Guest Poets Paula Grenside and Rick Scarberry

(Editor's Note: This is a first for APW: a collaborative effort by returning guest poets Paula Grenside and Richard Scarberry. Questions by each author are listed below.)

A Path to Solitude

I watch you on childhood playgrounds
Where innocent games
Fill endless hours
And the world stretches only as far
As the schoolyard
And my backdoor
By your sunlit hair
And softness

You run and kick the ball
it dances in the sky of my eyelids
Your  shouts and laughter are but
swords that tear embroidered blouse
With finger scissors
I will cut all curls of hair
sew shorts and dirty T shirt
be tough as only boys can be
when flashing ball will hit my chest


Will finger scissors cut away
The magic of your gentle tone
Or the swirling pools of mystery
That, sparkling, cloud your eyes
So I will not be captured
In their depths, I look away
To flashing balls and toughness
Games that only boys can play
And leave you standing there

The sun is rising as every day it does
the oak still standing in the yard
the day unfolds in warmer hues.
Your eyes like flashing scimitars
run over blossoms on my breasts;
your glimpse of brown...
it ripples hidden stream of blood,
I wonder if your heart is tiding.
You turn and leave me standing
on the shore.
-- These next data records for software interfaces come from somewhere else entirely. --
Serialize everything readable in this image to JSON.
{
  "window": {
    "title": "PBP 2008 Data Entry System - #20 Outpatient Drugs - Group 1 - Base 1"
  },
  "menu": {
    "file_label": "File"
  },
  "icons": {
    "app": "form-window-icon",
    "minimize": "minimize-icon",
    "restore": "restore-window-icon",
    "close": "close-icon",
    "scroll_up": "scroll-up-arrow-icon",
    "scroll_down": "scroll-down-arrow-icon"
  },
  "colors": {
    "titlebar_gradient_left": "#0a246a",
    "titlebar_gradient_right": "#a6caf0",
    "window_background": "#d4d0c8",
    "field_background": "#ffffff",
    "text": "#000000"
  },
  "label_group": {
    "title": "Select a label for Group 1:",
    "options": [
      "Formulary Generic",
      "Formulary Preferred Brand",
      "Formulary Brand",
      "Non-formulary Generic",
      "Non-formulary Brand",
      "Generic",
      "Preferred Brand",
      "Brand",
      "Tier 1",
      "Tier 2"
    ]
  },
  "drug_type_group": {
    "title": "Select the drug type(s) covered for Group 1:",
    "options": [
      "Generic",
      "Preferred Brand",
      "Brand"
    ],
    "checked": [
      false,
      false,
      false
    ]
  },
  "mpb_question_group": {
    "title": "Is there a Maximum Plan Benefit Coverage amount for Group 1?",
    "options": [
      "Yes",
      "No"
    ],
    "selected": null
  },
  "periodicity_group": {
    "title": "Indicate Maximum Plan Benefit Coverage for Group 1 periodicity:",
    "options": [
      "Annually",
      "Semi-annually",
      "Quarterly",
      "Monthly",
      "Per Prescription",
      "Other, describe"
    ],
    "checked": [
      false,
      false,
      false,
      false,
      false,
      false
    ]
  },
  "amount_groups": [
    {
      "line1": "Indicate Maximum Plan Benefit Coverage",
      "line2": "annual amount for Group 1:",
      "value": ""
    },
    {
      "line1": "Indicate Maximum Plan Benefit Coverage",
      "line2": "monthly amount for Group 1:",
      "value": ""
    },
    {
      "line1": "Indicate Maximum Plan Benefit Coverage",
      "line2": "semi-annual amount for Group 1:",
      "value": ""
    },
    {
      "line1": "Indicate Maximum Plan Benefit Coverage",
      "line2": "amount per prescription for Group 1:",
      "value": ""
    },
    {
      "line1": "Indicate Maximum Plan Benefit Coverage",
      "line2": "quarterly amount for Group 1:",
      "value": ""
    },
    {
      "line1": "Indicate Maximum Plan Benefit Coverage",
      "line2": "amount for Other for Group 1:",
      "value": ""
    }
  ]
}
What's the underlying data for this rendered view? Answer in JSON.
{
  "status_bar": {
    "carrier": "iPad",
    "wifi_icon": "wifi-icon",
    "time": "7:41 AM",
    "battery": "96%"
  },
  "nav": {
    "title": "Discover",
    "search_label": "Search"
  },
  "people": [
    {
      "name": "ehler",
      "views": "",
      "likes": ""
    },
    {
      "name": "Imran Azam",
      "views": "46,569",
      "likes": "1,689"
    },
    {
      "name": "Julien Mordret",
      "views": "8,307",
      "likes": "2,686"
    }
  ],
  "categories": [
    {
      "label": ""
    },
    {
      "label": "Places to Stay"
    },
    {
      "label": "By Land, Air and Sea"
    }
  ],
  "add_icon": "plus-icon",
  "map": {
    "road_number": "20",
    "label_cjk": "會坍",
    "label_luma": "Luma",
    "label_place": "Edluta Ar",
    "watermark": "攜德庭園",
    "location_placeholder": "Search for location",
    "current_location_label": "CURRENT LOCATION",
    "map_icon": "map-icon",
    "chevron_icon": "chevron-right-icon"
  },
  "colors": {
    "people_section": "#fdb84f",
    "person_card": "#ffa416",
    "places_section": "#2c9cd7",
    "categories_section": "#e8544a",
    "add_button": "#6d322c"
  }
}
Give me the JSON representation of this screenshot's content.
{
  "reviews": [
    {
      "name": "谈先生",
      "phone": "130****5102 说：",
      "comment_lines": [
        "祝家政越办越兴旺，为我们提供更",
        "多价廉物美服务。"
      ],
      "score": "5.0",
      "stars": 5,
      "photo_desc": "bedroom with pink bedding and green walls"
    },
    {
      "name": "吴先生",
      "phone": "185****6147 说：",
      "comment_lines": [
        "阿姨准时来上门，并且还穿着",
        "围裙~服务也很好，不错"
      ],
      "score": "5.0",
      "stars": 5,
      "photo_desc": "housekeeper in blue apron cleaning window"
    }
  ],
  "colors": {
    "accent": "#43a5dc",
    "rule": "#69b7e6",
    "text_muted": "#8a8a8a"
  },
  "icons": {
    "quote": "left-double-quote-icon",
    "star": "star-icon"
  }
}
No more a child
I look for you eagerly
To drown myself in your eyes
And know your velvet touch
With princely confidence
Do I promise you happiness
And paradise worlds
Unwavering devotion
And love

Your fingers entwined in my hair
you make me dance around the sun,
your love and kisses promise me
we are two stars, no space between.
A hectic river in our veins
streams blood in seething cauldron,
we plunge inward, unlock all doors,
dive deep in cobalt blue of merging self.

Past being a  stallion , wild
Hooves raised to the sky to beat at unseen foes
I beat hooves at invisible walls
That separate me from you
Inevitable folly breeds anger
I show you that
But cry alone in secret places
Feeding seeds where giant oaks
Once fed a roaring flame

Yet time blows on the flame
the noise of habit makes you deaf
to all the screams of shrinking heart,
and ever you assume my skin your mane,
you do not care to pour fresh air on dust.
A wall between two rooms, so high it grows,
I throw a bunch of feathers, I try to fly,
you pin them on the cracking boards
of old familiar wooden floor.

My breath is shallow now
Too soon come age and dying flesh
And why, now, through veiled lids
Do I see you so clearly
And know the distant look in your eyes
Is reliving  hours and days lost
And crying for a return
That can never be
I rode proudly my gallant steed
Not knowing that your single wish in life
Was to be lifted up alongside me

And winter days spit cold on ashes,
on naked branches of dying oaks.
You hold my hand,
you gaze at snakes, slow pulsing veins.
- We journeyed a long way, we two -
you proudly state.
A wrinkle smile fades among deep lines,
I do not tell you that my eyes,
through mist and tears and time,
strive to detect and give a name
to present stranger I once well knew.

October, 1998

Richard Scarberry's Questions:

1. Can the two individuals involved be easily identified from the writing?
2. Does the evolution of the relationship come through clearly?

Paula Grenside's Questions:

We were interested in exploring the male and female mind and to see why there are so many misunderstandings. It was fun working with Rich on this poem.

Correspond with Richard Scarberry at
with your ideas about this poem.

Correspond with Paula Grenside at
with your ideas about this poem.

The Albany Poetry Workshop